BLACKWELL: Thank you both. Bernie Sanders will speak for himself. He is live guest on "STATE OF THE UNION" this morning at 9 a.m. Eastern right here on CNN. Love these conversations -- Christi.

PAUL: Yes, Victor, I want to alert you all to some news coming out of North Korea this morning. We're getting word now from an official there regarding what he thinks about Donald Trump's comments on arming Japan and South Korea with nuclear weapons. This is a CNN exclusive. We'll have that for you coming up.

Also new this morning, an Alabama police officer has been shot. We have details on that story next. Stay close.



PAUL: An overnight shootout in Alabama puts an officer in a hospital and the gunman is dead. Investigators say the suspect shot himself. It happened just after midnight. But police say it's not clear what lead to the shooting at this point.

They do say the gunman led officers on a chase before he crashed in a church parking lot. We have just learned that the officer is expect to be released from the hospital a bit later today.

BLACKWELL: We've learned there will be no charges for the man who shot and killed a Maryland firefighter. John Ulmschneider (ph) died after responding to a medical call at a home Friday night, but was shot as he entered.

Now Ulmschneider was a 13-year veteran. Police released the shooter yesterday after questioning and is not revealing why. Police say a volunteer firefighter and the gunman's brother were initially called for help were also shot.
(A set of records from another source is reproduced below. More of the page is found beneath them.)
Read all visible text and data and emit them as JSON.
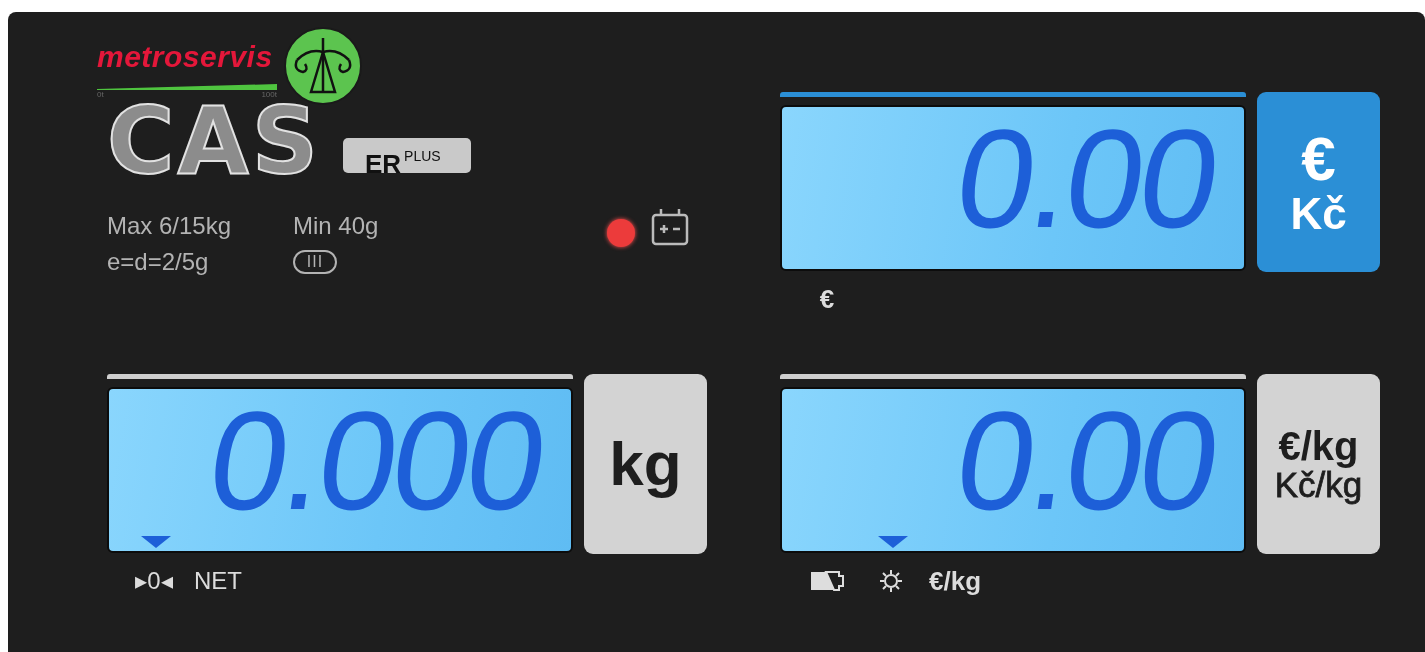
{
  "brand": {
    "logo_text": "metroservis",
    "scale_start": "0t",
    "scale_end": "100t",
    "model": "CAS",
    "variant": "ER$^{PLUS}$"
  },
  "status": {
    "led_on": true
  },
  "specs": [
    "Max 6/15kg",
    "Min 40g",
    "e=d=2/5g"
  ],
  "accuracy_class": "III",
  "displays": [
    {
      "kind": "price",
      "value": "0.00",
      "active": true,
      "units": [
        "€",
        "Kč"
      ],
      "indicators": [
        {
          "kind": "label",
          "text": "€",
          "pointer": false
        }
      ]
    },
    {
      "kind": "weight",
      "value": "0.000",
      "active": false,
      "units": [
        "kg"
      ],
      "indicators": [
        {
          "kind": "label",
          "text": "▸0◂",
          "pointer": true
        },
        {
          "kind": "label",
          "text": "NET",
          "pointer": false
        }
      ]
    },
    {
      "kind": "unit-price",
      "value": "0.00",
      "active": false,
      "units": [
        "€/kg",
        "Kč/kg"
      ],
      "indicators": [
        {
          "kind": "battery",
          "pointer": false
        },
        {
          "kind": "sun",
          "pointer": true
        },
        {
          "kind": "label",
          "text": "€/kg",
          "pointer": false
        }
      ]
    }
  ]
}
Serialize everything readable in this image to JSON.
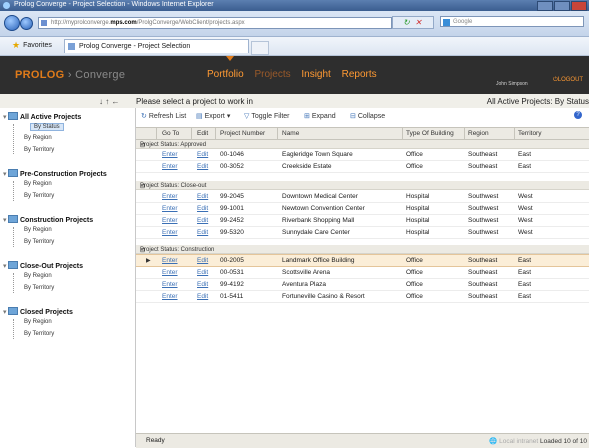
{
  "window": {
    "title": "Prolog Converge - Project Selection - Windows Internet Explorer"
  },
  "browser": {
    "address_prefix": "http://",
    "address_host": "mps.com",
    "address_url_rest": "/ProlgConverge/WebClient/projects.aspx",
    "address_host_prefix": "myprolconverge.",
    "search_placeholder": "Google",
    "favorites_label": "Favorites",
    "tab_title": "Prolog Converge - Project Selection"
  },
  "app": {
    "logo_main": "PROLOG",
    "logo_sep": " › ",
    "logo_sub": "Converge",
    "nav": {
      "portfolio": "Portfolio",
      "projects": "Projects",
      "insight": "Insight",
      "reports": "Reports"
    },
    "user": "John Simpson",
    "logout": "LOGOUT",
    "prompt": "Please select a project to work in",
    "breadcrumb": "All Active Projects: By Status"
  },
  "sidebar": {
    "groups": [
      {
        "label": "All Active Projects",
        "subs": [
          "By Status",
          "By Region",
          "By Territory"
        ]
      },
      {
        "label": "Pre-Construction Projects",
        "subs": [
          "By Region",
          "By Territory"
        ]
      },
      {
        "label": "Construction Projects",
        "subs": [
          "By Region",
          "By Territory"
        ]
      },
      {
        "label": "Close-Out Projects",
        "subs": [
          "By Region",
          "By Territory"
        ]
      },
      {
        "label": "Closed Projects",
        "subs": [
          "By Region",
          "By Territory"
        ]
      }
    ]
  },
  "toolbar": {
    "refresh": "Refresh List",
    "export": "Export",
    "toggle_filter": "Toggle Filter",
    "expand": "Expand",
    "collapse": "Collapse"
  },
  "grid": {
    "columns": [
      "Go To",
      "Edit",
      "Project Number",
      "Name",
      "Type Of Building",
      "Region",
      "Territory"
    ],
    "groups": [
      {
        "status": "Project Status: Approved",
        "rows": [
          [
            "Enter",
            "Edit",
            "00-1046",
            "Eagleridge Town Square",
            "Office",
            "Southeast",
            "East"
          ],
          [
            "Enter",
            "Edit",
            "00-3052",
            "Creekside Estate",
            "Office",
            "Southeast",
            "East"
          ]
        ]
      },
      {
        "status": "Project Status: Close-out",
        "rows": [
          [
            "Enter",
            "Edit",
            "99-2045",
            "Downtown Medical Center",
            "Hospital",
            "Southwest",
            "West"
          ],
          [
            "Enter",
            "Edit",
            "99-1001",
            "Newtown Convention Center",
            "Hospital",
            "Southwest",
            "West"
          ],
          [
            "Enter",
            "Edit",
            "99-2452",
            "Riverbank Shopping Mall",
            "Hospital",
            "Southwest",
            "West"
          ],
          [
            "Enter",
            "Edit",
            "99-5320",
            "Sunnydale Care Center",
            "Hospital",
            "Southwest",
            "West"
          ]
        ]
      },
      {
        "status": "Project Status: Construction",
        "rows": [
          [
            "Enter",
            "Edit",
            "00-2005",
            "Landmark Office Building",
            "Office",
            "Southeast",
            "East"
          ],
          [
            "Enter",
            "Edit",
            "00-0531",
            "Scottsville Arena",
            "Office",
            "Southeast",
            "East"
          ],
          [
            "Enter",
            "Edit",
            "99-4192",
            "Aventura Plaza",
            "Office",
            "Southeast",
            "East"
          ],
          [
            "Enter",
            "Edit",
            "01-5411",
            "Fortuneville Casino & Resort",
            "Office",
            "Southeast",
            "East"
          ]
        ]
      }
    ]
  },
  "status": {
    "left": "Ready",
    "zone": "Local intranet",
    "right": "Loaded 10 of 10"
  },
  "colors": {
    "header_bg": "#2e2e2e",
    "brand_orange": "#e07b1a",
    "nav_orange": "#ff9a33"
  }
}
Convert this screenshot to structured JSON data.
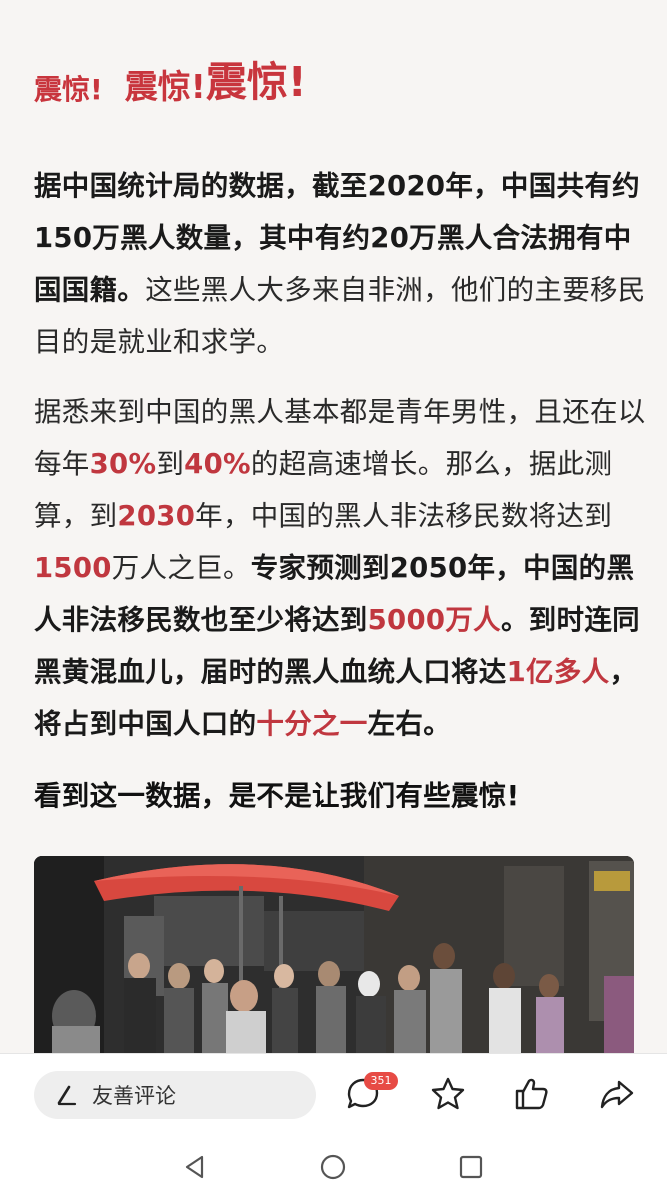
{
  "headline": {
    "w1": "震惊!",
    "w2": "震惊!",
    "w3": "震惊!"
  },
  "para1": {
    "bold": "据中国统计局的数据，截至2020年，中国共有约150万黑人数量，其中有约20万黑人合法拥有中国国籍。",
    "normal": "这些黑人大多来自非洲，他们的主要移民目的是就业和求学。"
  },
  "para2": {
    "t1": "据悉来到中国的黑人基本都是青年男性，且还在以每年",
    "r1": "30%",
    "t2": "到",
    "r2": "40%",
    "t3": "的超高速增长。那么，据此测算，到",
    "r3": "2030",
    "t4": "年，中国的黑人非法移民数将达到",
    "r4": "1500",
    "t5": "万人之巨。",
    "b1": "专家预测到2050年，中国的黑人非法移民数也至少将达到",
    "r5": "5000万人",
    "b2": "。到时连同黑黄混血儿，届时的黑人血统人口将达",
    "r6": "1亿多人",
    "b3": "，将占到中国人口的",
    "r7": "十分之一",
    "b4": "左右。"
  },
  "para3": "看到这一数据，是不是让我们有些震惊!",
  "bottom_bar": {
    "comment_placeholder": "友善评论",
    "comment_count": "351"
  },
  "colors": {
    "accent_red": "#c0373f",
    "badge": "#e74b45"
  }
}
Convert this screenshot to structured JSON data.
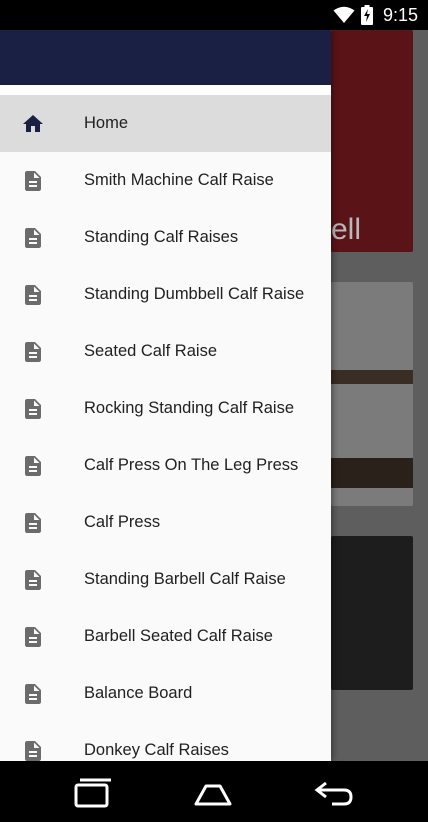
{
  "status_bar": {
    "time": "9:15"
  },
  "background": {
    "partial_text": "ell"
  },
  "drawer": {
    "items": [
      {
        "label": "Home",
        "icon": "home-icon",
        "selected": true
      },
      {
        "label": "Smith Machine Calf Raise",
        "icon": "document-icon"
      },
      {
        "label": "Standing Calf Raises",
        "icon": "document-icon"
      },
      {
        "label": "Standing Dumbbell Calf Raise",
        "icon": "document-icon"
      },
      {
        "label": "Seated Calf Raise",
        "icon": "document-icon"
      },
      {
        "label": "Rocking Standing Calf Raise",
        "icon": "document-icon"
      },
      {
        "label": "Calf Press On The Leg Press",
        "icon": "document-icon"
      },
      {
        "label": "Calf Press",
        "icon": "document-icon"
      },
      {
        "label": "Standing Barbell Calf Raise",
        "icon": "document-icon"
      },
      {
        "label": "Barbell Seated Calf Raise",
        "icon": "document-icon"
      },
      {
        "label": "Balance Board",
        "icon": "document-icon"
      },
      {
        "label": "Donkey Calf Raises",
        "icon": "document-icon"
      }
    ]
  },
  "colors": {
    "header": "#1a2043",
    "selected_row": "#dcdcdc",
    "icon": "#6b6b6b",
    "home_icon": "#1a2043"
  }
}
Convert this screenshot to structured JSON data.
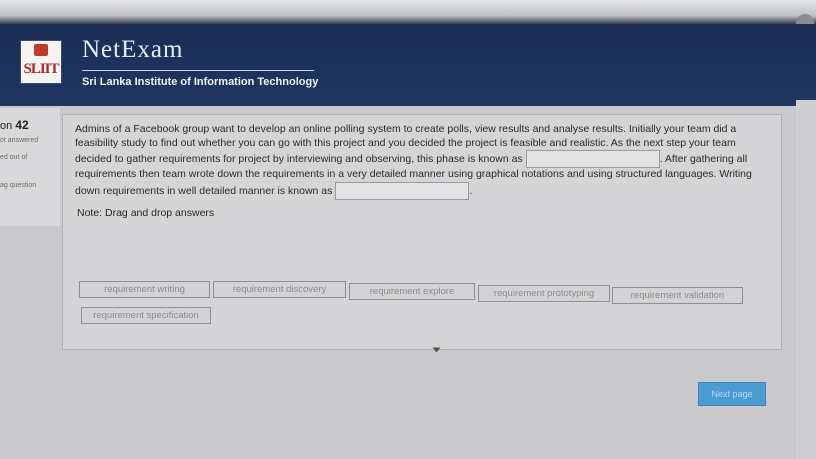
{
  "header": {
    "logo_text": "SLIIT",
    "brand": "NetExam",
    "tagline": "Sri Lanka Institute of Information Technology"
  },
  "sidebar": {
    "question_prefix": "on",
    "question_number": "42",
    "status_answered": "ot answered",
    "marked_out_of": "ed out of",
    "flag_question": "ag question"
  },
  "question": {
    "part1": "Admins of a Facebook group want to develop an online polling system to create polls, view results and analyse results. Initially your team did a feasibility study to find out whether you can go with this project and you decided the project is feasible and realistic. As the next step your team decided to gather requirements for project by interviewing and observing, this phase is known as",
    "part2": ". After gathering all requirements then team wrote down the requirements in a very detailed manner using graphical notations and using structured languages. Writing down requirements in well detailed manner is known as",
    "part3": ".",
    "note": "Note: Drag and drop answers"
  },
  "answers": [
    "requirement writing",
    "requirement discovery",
    "requirement explore",
    "requirement prototyping",
    "requirement validation",
    "requirement specification"
  ],
  "next_button": "Next page"
}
PAUL: Officials in Flint, Michigan, have a new proposal to help clean up lead-contaminated water, asking residents to flush the water lines. A new proposal wants residents to turn the water on full force for 5 minutes a day every day to help clear lines and to do this every day for two weeks. The EPA says there will be no cost to residents for the extra water that's used.

BLACKWELL: The search has been called off for two California teenagers who were swept out to sea. The two were with a group of friends at the beach in Vallejo Saturday afternoon. A large wave hit, the two were separated and more than a dozen rescue swimmers, two jet skis and rescue boat tried to find the two but they were unsuccessful.


UNIDENTIFIED MALE: It's because of these violent waters and it's unfortunate but folks come out here, and they don't understand how violent and how difficult the conditions are out here.


BLACKWELL: The other teenagers in that group were able to swim to shore safely, and they were listed in stable condition at a local hospital.

PAUL: Think about it. Three major earthquakes in four days. The latest overnight in Ecuador, 7.8. We'll update you on what's happening there this morning.

BLACKWELL: Plus, Russia's top gun battle over U.S. aircraft. Second close call in a few days.